The campus is an easy one - similar to the data center, those network devices do not require a huge feature set, so the hardware requirements are also not as high as, say, the WAN edge.

We have a lot of time before this becomes a reality, but I would just like to point out that there’s not some kind of dealbreaker that prohibits open networking from penetrating the campus, or even the WAN, given enough time.

Operational Flexibility

This is the one more-or-less “known” benefit, but worth mentioning anyways, because even this benefit is widely misunderstood. Yes, right now you may be thinking “I don’t want to install something on my switch”, but I think this could easily change in the next 5 years, as these NOSs become more popular.

I’d like to make two points here:

Point One - Open networking does NOT implicitly mean that you have to change network operations in a radical way. We’re already seeing vendors build apps on top of an open base in order to ensure that customers have a seamless migration to the open platform. I have seen a lot of fear that with an open OS, suddenly network engineers have to configure switches through a bunch of text files.

You totally don’t need to be forced to set up interfaces the Linux way. Vendors can build an “industry standard” interface on top of all this - and the Quagga project is a great example of this. Do not confuse good fundamental software design with an operational end-user interface.

JUNOS is another great example of a neteng-friendly interface on top of a well-understood, base (FreeBSD). The idea that - just because you have an open NOS - you have to revolutionize the way you do networking in your organization, is absolutely false.

In short, open networking vendors are not throwing you in the deep end and saying “good luck with iproute2 noob!”. They are still building a turnkey product for those that need this.

Point Two - Guess What? The current operational models have huge faults. Using the same tools to manage both your servers and the network switches is a good thing. Those workflows are several years more advanced than those used in networking. I would like to say that there are some very legitimate reasons for this - running a network is a totally different beast to running a fleet of servers. Nevertheless, some catch-up is warranted - and this new model is a great way to get there.

The idea that this operational flexibility only applies to those that have thousands of switches is based off of the (totally incorrect) idea that only those environments could benefit from network automation.

Cost

I don’t want to talk too much about this, since a lot of this depends on who you are, and what you’re working with. Also, I’m no expert on the financial side of things. I would simply like to point out that the disaggregation of the OS from the hardware is really only possible when both components are produced in a low-cost fashion.
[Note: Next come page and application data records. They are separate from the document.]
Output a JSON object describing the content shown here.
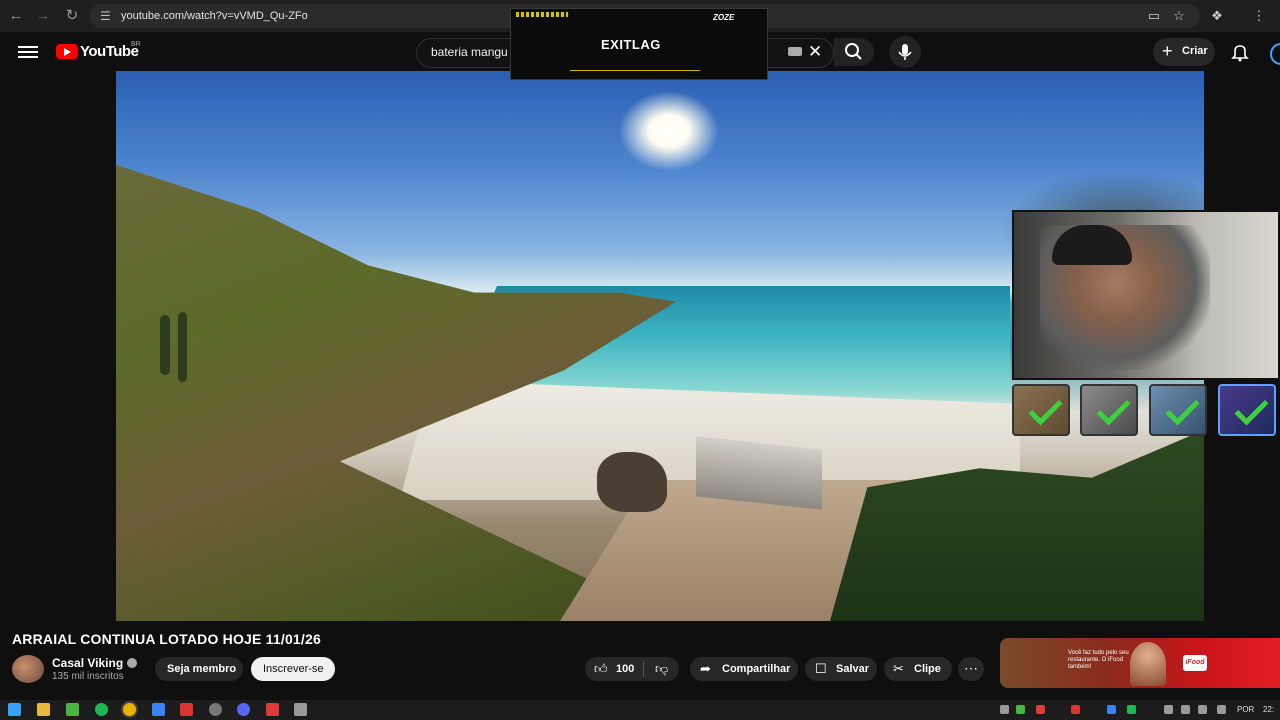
{
  "browser": {
    "url": "youtube.com/watch?v=vVMD_Qu-ZFo",
    "icons": [
      "back-icon",
      "forward-icon",
      "reload-icon",
      "site-info-icon",
      "install-icon",
      "bookmark-star-icon",
      "extensions-icon",
      "menu-dots-icon"
    ]
  },
  "header": {
    "logo_text": "YouTube",
    "country": "BR",
    "search_value": "bateria mangu",
    "create_label": "Criar"
  },
  "overlay_ad": {
    "logo": "EXITLAG",
    "brand": "ZOZE"
  },
  "video": {
    "title": "ARRAIAL CONTINUA LOTADO HOJE 11/01/26",
    "channel": "Casal Viking",
    "subscribers": "135 mil inscritos",
    "member_label": "Seja membro",
    "subscribe_label": "Inscrever-se",
    "likes": "100",
    "share_label": "Compartilhar",
    "save_label": "Salvar",
    "clip_label": "Clipe",
    "more_label": "⋯"
  },
  "side_ad": {
    "text": "Você faz tudo pelo seu restaurante. O iFood também!",
    "logo": "iFood"
  },
  "taskbar": {
    "language": "POR",
    "time": "22:"
  },
  "colors": {
    "youtube_red": "#ff0000",
    "badge_check": "#3dd13d",
    "ifood_red": "#e41d25"
  }
}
I’ve seen price comparisons, and I would encourage you to look into open networking, if only to see these numbers yourself.

Conclusion

I think this is a very interesting time to be involved in networking. Clearly this is the direction that vendors want to go in, so I feel strongly that now is the time to learn new skills to become a next-generation network engineer.

I attended Network Field Day 11 as a delegate as part of Tech Field Day. Events like these are sponsored by networking vendors who may cover a portion of our travel costs. In addition to a presentation (or more), vendors may give us a tasty unicorn burger, warm sweater made from presenter’s beard or a similar tchotchke. The vendors sponsoring Tech Field Day events don’t ask for, nor are they promised any kind of consideration in the writing of my blog posts … and as always, all opinions expressed here are entirely my own. (Full disclaimer here)


Matt Oswalt

Matt Oswalt is an all-around technology nerd, currently focusing on networking, software development, and everything in between. He is at his happiest in front of a keyboard, next to a brewing kettle, or wielding his silo-smashing sledgehammer. He spends his days diving deep into the intersection of networking and software, and likes to blog about his experiences when he comes up for air. You can follow him on Twitter or LinkedIN.